7 in 10 students who currently use tobacco used a flavored product
An estimated 70 percent of U.S. middle and high school students who have used a tobacco product in the past 30 days have used at least one flavored tobacco product during this period, according to a study published by the Centers for Disease Control and Prevention (CDC) and the Food and Drug Administration (FDA) in today’s Morbidity and Mortality Weekly Report (MMWR).
Data from the 2014 National Youth Tobacco Survey (NYTS) show that among students who used each of the following tobacco products in the past 30 days (defined as current users), 63.3 percent (1.58 million) had used a flavored e-cigarette, 60.6 percent (1.02 million) had used flavored hookah tobacco, 63.5 percent (910,000) had used a flavored cigar, 58.8 percent (690,000) had used flavored smokeless tobacco, 53.6 percent (900,000) had used menthol cigarettes, and 42.3 percent (120,000) had used flavored tobacco in pipes.
About 18 percent of all high school students reported using at least one flavored product in the past 30 days; 5.8 percent reported using only non-flavored tobacco products. E-cigarettes (8.8 percent) were the most commonly used flavored tobacco product among high school students, followed by hookah (6.0 percent), cigars (5.3 percent), menthol cigarettes (5.0 percent), any smokeless tobacco (4.1 percent), and tobacco in pipes (0.7 percent).
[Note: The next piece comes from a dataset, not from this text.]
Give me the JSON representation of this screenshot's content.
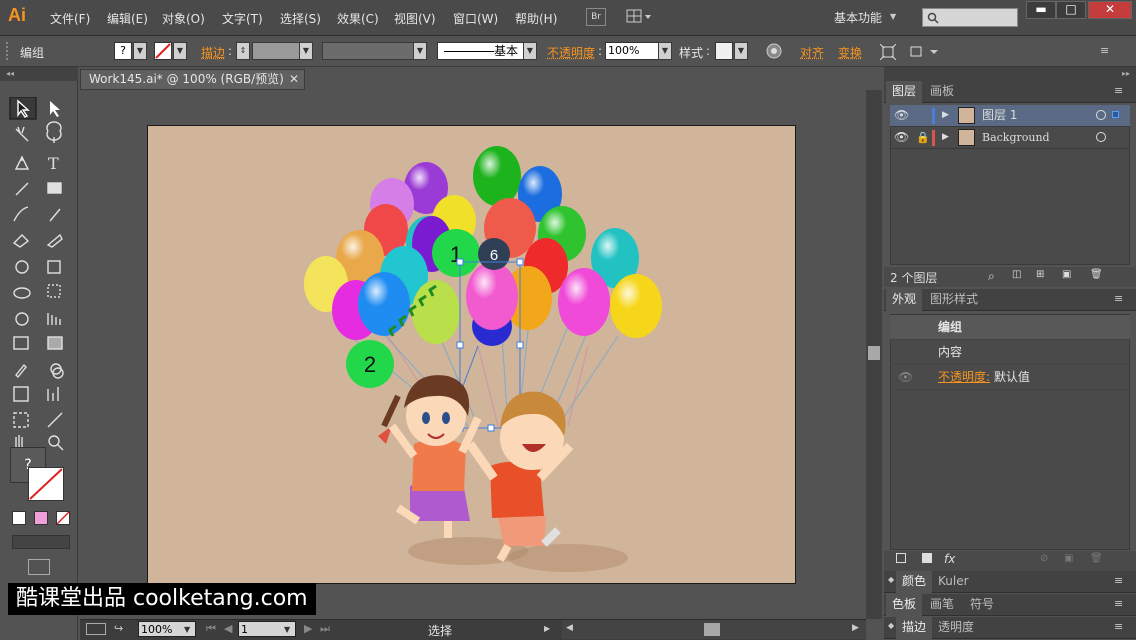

“Flavored tobacco products are enticing a new generation of America’s youth into nicotine addiction, condemning many of them to tobacco-related disease and early death,” said CDC Director Tom Frieden, M.D., M.P.H. “Nicotine is not safe for the developing brain, and we must do everything we can to protect kids from a lifetime of tobacco use and nicotine dependence.”